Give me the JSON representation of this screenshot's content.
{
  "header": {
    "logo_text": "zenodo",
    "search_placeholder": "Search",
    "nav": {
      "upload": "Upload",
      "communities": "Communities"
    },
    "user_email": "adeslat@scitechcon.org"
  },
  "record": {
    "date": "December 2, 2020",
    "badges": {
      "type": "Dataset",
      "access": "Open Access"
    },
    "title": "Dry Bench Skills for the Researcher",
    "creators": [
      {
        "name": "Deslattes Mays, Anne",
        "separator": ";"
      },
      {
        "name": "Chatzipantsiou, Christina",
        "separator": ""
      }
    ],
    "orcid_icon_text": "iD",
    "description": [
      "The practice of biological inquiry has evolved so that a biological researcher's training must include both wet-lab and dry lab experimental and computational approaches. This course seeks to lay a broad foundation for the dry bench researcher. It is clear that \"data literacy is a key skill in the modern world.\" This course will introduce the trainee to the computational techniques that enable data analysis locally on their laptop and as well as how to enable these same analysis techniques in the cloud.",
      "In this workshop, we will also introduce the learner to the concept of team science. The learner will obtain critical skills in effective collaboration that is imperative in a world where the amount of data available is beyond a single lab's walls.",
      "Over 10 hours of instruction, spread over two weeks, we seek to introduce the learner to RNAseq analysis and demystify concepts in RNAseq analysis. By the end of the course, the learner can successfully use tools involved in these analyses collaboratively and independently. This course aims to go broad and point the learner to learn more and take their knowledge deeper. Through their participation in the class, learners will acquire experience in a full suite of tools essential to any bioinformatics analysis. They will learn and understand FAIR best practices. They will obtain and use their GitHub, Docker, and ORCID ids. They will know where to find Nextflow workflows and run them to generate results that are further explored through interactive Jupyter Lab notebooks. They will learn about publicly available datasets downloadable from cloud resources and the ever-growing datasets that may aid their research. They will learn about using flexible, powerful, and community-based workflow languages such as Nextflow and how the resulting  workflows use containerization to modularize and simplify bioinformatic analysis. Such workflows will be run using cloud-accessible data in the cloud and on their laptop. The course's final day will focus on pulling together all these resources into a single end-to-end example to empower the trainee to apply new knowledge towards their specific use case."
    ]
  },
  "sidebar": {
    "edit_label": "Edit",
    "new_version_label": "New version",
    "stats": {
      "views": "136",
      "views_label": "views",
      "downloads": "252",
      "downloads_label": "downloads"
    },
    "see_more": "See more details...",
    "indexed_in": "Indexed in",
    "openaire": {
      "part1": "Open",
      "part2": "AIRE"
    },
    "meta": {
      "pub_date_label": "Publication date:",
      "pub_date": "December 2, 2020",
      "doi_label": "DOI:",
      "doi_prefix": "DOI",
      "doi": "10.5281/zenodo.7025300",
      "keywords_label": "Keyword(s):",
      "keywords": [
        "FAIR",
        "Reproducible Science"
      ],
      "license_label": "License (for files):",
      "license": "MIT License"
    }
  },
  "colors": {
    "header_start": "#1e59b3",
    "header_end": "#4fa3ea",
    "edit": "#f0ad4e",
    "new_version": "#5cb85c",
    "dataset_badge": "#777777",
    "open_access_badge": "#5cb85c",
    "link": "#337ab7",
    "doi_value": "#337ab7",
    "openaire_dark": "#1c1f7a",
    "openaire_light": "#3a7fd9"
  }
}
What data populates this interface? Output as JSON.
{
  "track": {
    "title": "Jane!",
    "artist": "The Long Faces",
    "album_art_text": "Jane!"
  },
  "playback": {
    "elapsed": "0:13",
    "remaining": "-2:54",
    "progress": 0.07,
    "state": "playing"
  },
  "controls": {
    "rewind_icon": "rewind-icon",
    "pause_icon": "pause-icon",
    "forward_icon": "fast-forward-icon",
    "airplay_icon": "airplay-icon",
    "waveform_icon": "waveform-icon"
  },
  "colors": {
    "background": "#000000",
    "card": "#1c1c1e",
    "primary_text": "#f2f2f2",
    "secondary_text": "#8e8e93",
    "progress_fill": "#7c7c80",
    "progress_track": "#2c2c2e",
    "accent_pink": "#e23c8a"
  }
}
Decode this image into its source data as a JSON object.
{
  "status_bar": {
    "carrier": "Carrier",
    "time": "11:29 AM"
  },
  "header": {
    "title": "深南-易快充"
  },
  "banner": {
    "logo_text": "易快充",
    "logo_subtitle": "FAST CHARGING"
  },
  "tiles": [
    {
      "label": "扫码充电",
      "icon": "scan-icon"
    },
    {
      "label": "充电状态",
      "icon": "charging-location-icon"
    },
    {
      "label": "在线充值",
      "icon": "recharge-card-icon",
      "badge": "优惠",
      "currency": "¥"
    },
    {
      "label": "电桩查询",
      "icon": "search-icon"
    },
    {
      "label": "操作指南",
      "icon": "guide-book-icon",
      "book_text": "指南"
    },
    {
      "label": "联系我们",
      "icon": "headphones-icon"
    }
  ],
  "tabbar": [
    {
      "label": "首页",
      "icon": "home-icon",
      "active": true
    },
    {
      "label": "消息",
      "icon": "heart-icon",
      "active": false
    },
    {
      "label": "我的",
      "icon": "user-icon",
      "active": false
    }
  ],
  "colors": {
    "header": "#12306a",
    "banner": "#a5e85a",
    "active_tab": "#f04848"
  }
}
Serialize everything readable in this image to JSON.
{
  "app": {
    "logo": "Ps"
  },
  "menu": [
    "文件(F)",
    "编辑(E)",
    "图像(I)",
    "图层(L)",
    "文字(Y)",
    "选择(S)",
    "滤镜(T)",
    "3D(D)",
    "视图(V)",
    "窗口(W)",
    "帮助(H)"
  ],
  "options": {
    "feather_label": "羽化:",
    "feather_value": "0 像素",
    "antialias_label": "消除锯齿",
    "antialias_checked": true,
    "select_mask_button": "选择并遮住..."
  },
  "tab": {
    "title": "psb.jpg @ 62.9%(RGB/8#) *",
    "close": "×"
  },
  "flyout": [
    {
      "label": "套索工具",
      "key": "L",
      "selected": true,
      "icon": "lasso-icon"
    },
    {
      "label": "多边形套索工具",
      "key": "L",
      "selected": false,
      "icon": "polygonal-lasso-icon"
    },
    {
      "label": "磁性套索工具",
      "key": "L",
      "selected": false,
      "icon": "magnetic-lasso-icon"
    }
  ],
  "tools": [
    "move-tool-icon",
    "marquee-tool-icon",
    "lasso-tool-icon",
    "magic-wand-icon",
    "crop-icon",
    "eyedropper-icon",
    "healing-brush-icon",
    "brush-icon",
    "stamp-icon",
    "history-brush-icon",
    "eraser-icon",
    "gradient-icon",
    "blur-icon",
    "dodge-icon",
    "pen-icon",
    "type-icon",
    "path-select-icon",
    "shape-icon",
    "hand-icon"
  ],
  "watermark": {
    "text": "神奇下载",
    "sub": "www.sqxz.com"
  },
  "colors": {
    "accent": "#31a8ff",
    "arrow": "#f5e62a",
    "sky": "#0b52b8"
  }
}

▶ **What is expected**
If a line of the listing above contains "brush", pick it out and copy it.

▶ **Answer for the task**
    "healing-brush-icon",
    "brush-icon",
    "history-brush-icon",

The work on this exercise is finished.